Categories: Science

Exodus Intelligence Details Zero-Day Vulnerabilities In Tails OS

Slashdot - Tue, 22/07/2014 - 4:10pm
New submitter I Ate A Candle (3762149) writes Tails OS, the Tor-reliant privacy-focused operating system made famous by Edward Snowden, contains a number of zero-day vulnerabilities that could be used to take control of the OS and execute code remotely. At least that's according to zero-day exploit seller Exodus Intelligence, which counts DARPA amongst its customer base. The company plans to tell the Tails team about the issues "in due time", said Aaron Portnoy, co-founder and vice president of Exodus, but it isn't giving any information on a disclosure timeline. This means users of Tails are in danger of being de-anonymised. Even version 1.1, which hit public release today (22 July 2014), is affected. Snowden famously used Tails to manage the NSA files. The OS can be held on a USB stick and leaves no trace once removed from the drive. It uses the Tor network to avoid identification of the user, but such protections may be undone by the zero-day exploits Exodus holds.

Read more of this story at Slashdot.








Categories: Science

Exodus Intelligence Details Zero-Day Vulnerabilities In Tails OS

Slashdot - Tue, 22/07/2014 - 4:10pm
New submitter I Ate A Candle (3762149) writes Tails OS, the Tor-reliant privacy-focused operating system made famous by Edward Snowden, contains a number of zero-day vulnerabilities that could be used to take control of the OS and execute code remotely. At least that's according to zero-day exploit seller Exodus Intelligence, which counts DARPA amongst its customer base. The company plans to tell the Tails team about the issues "in due time", said Aaron Portnoy, co-founder and vice president of Exodus, but it isn't giving any information on a disclosure timeline. This means users of Tails are in danger of being de-anonymised. Even version 1.1, which hit public release today (22 July 2014), is affected. Snowden famously used Tails to manage the NSA files. The OS can be held on a USB stick and leaves no trace once removed from the drive. It uses the Tor network to avoid identification of the user, but such protections may be undone by the zero-day exploits Exodus holds.

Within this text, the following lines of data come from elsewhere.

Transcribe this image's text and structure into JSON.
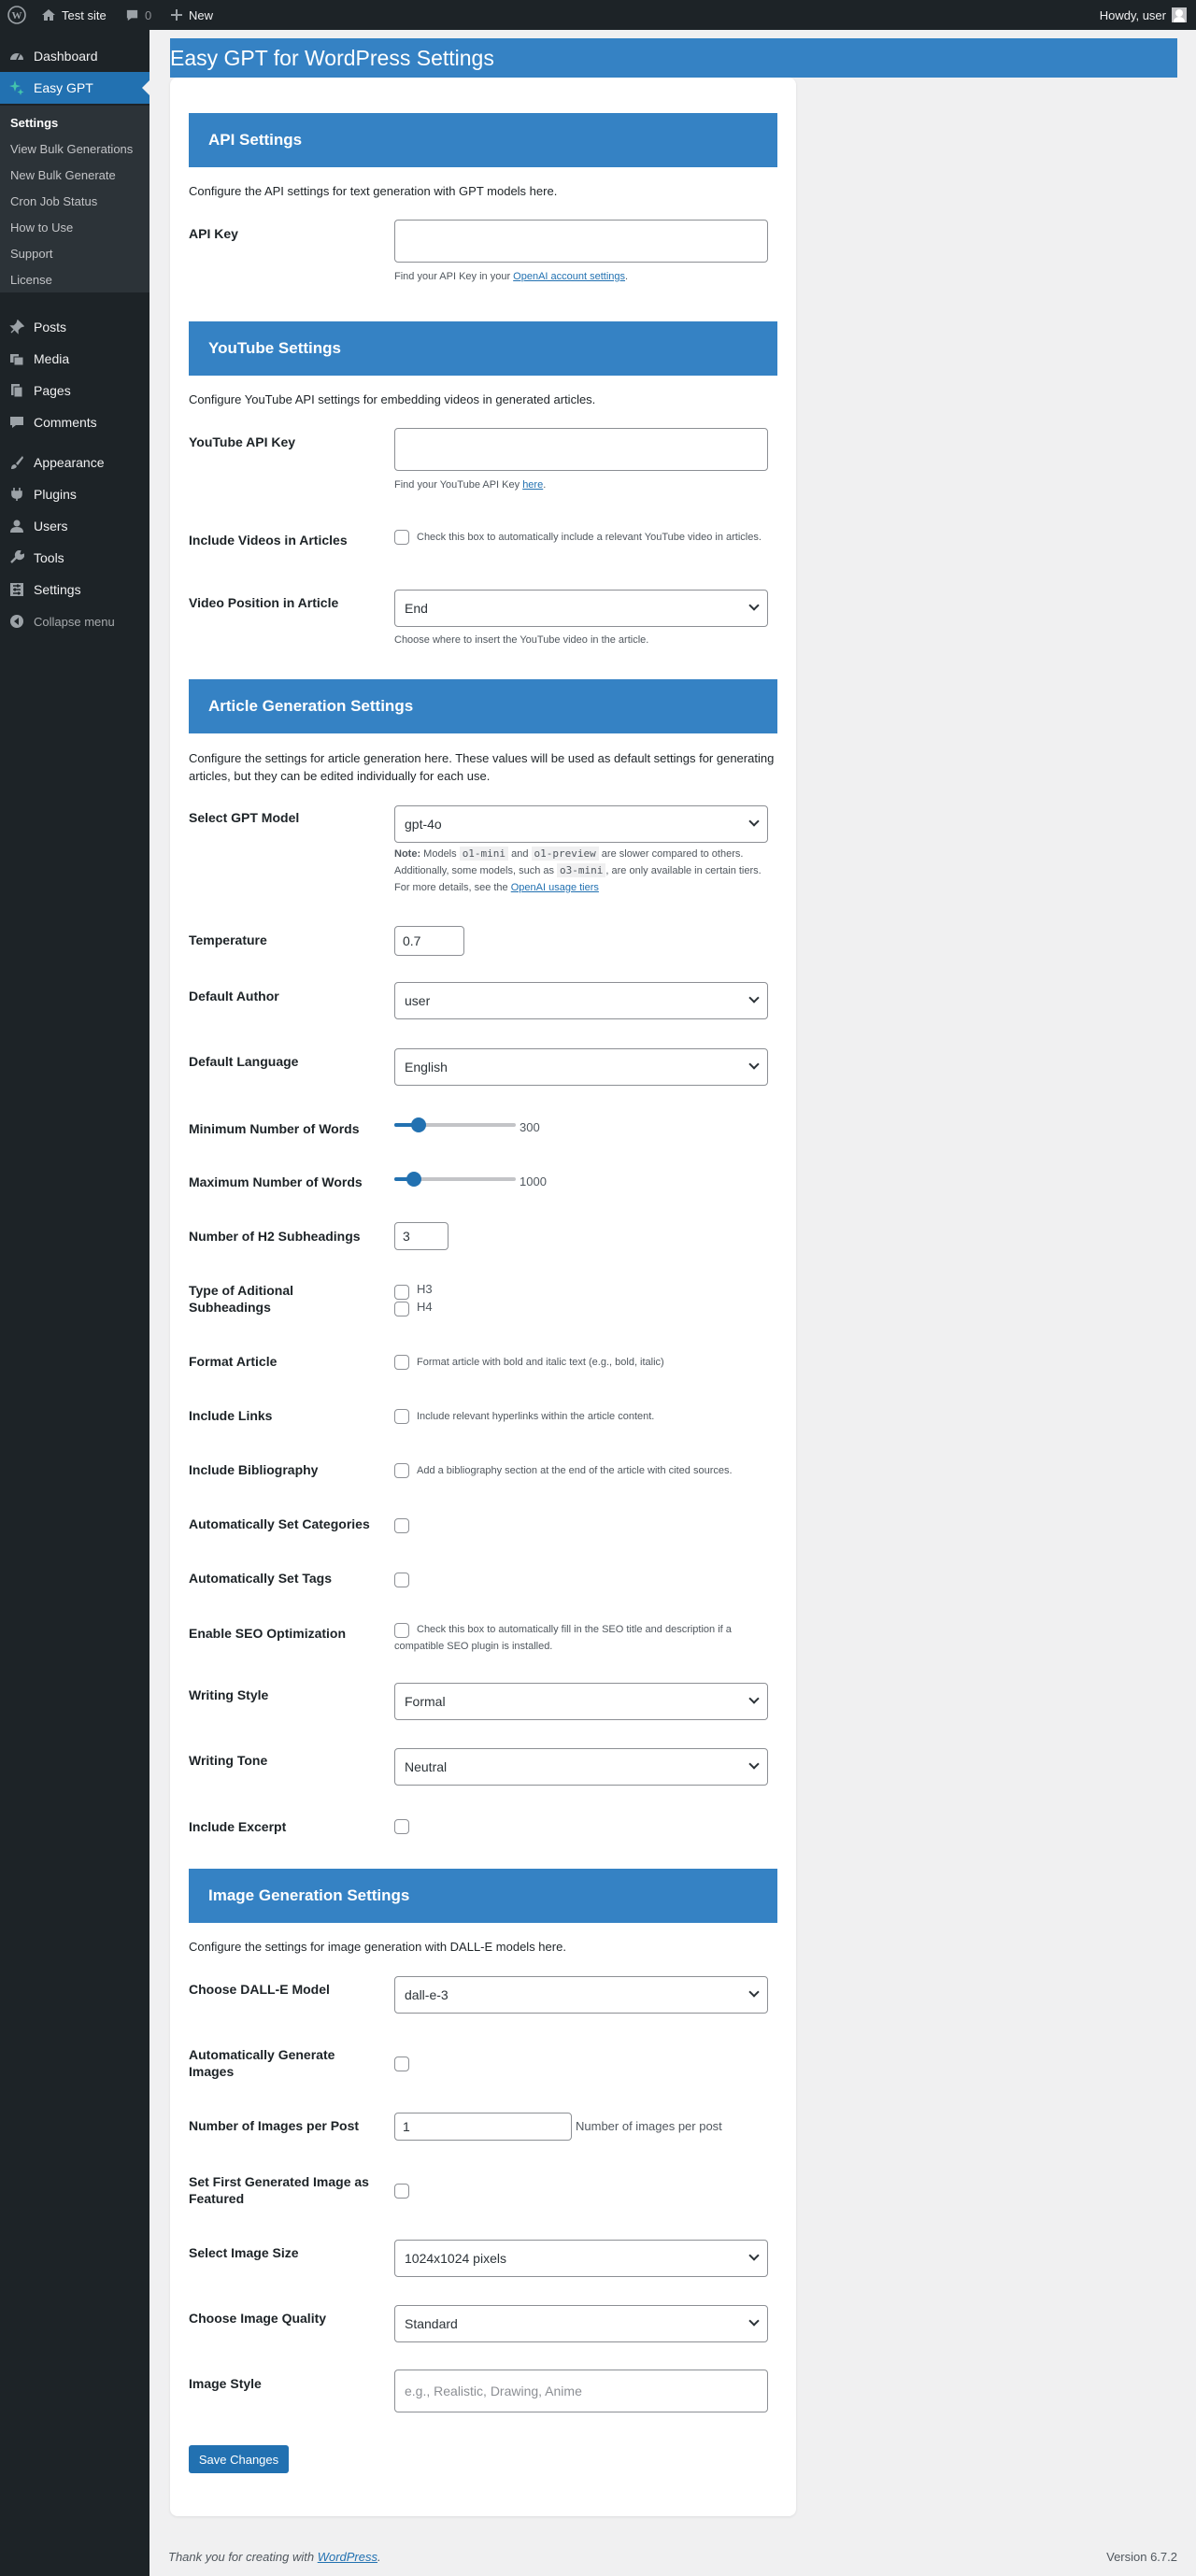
{
  "admin_bar": {
    "site": "Test site",
    "comments": "0",
    "new": "New",
    "howdy": "Howdy, user"
  },
  "menu": {
    "dashboard": "Dashboard",
    "easy_gpt": "Easy GPT",
    "submenu": [
      "Settings",
      "View Bulk Generations",
      "New Bulk Generate",
      "Cron Job Status",
      "How to Use",
      "Support",
      "License"
    ],
    "posts": "Posts",
    "media": "Media",
    "pages": "Pages",
    "comments": "Comments",
    "appearance": "Appearance",
    "plugins": "Plugins",
    "users": "Users",
    "tools": "Tools",
    "settings": "Settings",
    "collapse": "Collapse menu"
  },
  "page_title": "Easy GPT for WordPress Settings",
  "api": {
    "heading": "API Settings",
    "desc": "Configure the API settings for text generation with GPT models here.",
    "key_label": "API Key",
    "key_value": "",
    "key_help_prefix": "Find your API Key in your ",
    "key_help_link": "OpenAI account settings",
    "key_help_suffix": "."
  },
  "youtube": {
    "heading": "YouTube Settings",
    "desc": "Configure YouTube API settings for embedding videos in generated articles.",
    "key_label": "YouTube API Key",
    "key_value": "",
    "key_help_prefix": "Find your YouTube API Key ",
    "key_help_link": "here",
    "key_help_suffix": ".",
    "include_label": "Include Videos in Articles",
    "include_text": "Check this box to automatically include a relevant YouTube video in articles.",
    "position_label": "Video Position in Article",
    "position_value": "End",
    "position_help": "Choose where to insert the YouTube video in the article."
  },
  "article": {
    "heading": "Article Generation Settings",
    "desc": "Configure the settings for article generation here. These values will be used as default settings for generating articles, but they can be edited individually for each use.",
    "model_label": "Select GPT Model",
    "model_value": "gpt-4o",
    "note_bold": "Note:",
    "note_1": " Models ",
    "note_code1": "o1-mini",
    "note_2": " and ",
    "note_code2": "o1-preview",
    "note_3": " are slower compared to others. Additionally, some models, such as ",
    "note_code3": "o3-mini",
    "note_4": ", are only available in certain tiers. For more details, see the ",
    "note_link": "OpenAI usage tiers",
    "temperature_label": "Temperature",
    "temperature_value": "0.7",
    "author_label": "Default Author",
    "author_value": "user",
    "language_label": "Default Language",
    "language_value": "English",
    "min_words_label": "Minimum Number of Words",
    "min_words_value": "300",
    "min_words_level": 0.2,
    "max_words_label": "Maximum Number of Words",
    "max_words_value": "1000",
    "max_words_level": 0.16,
    "h2_label": "Number of H2 Subheadings",
    "h2_value": "3",
    "type_label": "Type of Aditional Subheadings",
    "h3": "H3",
    "h4": "H4",
    "format_label": "Format Article",
    "format_text": "Format article with bold and italic text (e.g., bold, italic)",
    "links_label": "Include Links",
    "links_text": "Include relevant hyperlinks within the article content.",
    "bib_label": "Include Bibliography",
    "bib_text": "Add a bibliography section at the end of the article with cited sources.",
    "cats_label": "Automatically Set Categories",
    "tags_label": "Automatically Set Tags",
    "seo_label": "Enable SEO Optimization",
    "seo_text": "Check this box to automatically fill in the SEO title and description if a compatible SEO plugin is installed.",
    "style_label": "Writing Style",
    "style_value": "Formal",
    "tone_label": "Writing Tone",
    "tone_value": "Neutral",
    "excerpt_label": "Include Excerpt"
  },
  "image": {
    "heading": "Image Generation Settings",
    "desc": "Configure the settings for image generation with DALL-E models here.",
    "model_label": "Choose DALL-E Model",
    "model_value": "dall-e-3",
    "auto_label": "Automatically Generate Images",
    "count_label": "Number of Images per Post",
    "count_value": "1",
    "count_help": "Number of images per post",
    "featured_label": "Set First Generated Image as Featured",
    "size_label": "Select Image Size",
    "size_value": "1024x1024 pixels",
    "quality_label": "Choose Image Quality",
    "quality_value": "Standard",
    "style_label": "Image Style",
    "style_placeholder": "e.g., Realistic, Drawing, Anime"
  },
  "save_label": "Save Changes",
  "footer": {
    "prefix": "Thank you for creating with ",
    "link": "WordPress",
    "suffix": "."
  },
  "version": "Version 6.7.2"
}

Read more of this story at Slashdot.








Categories: Science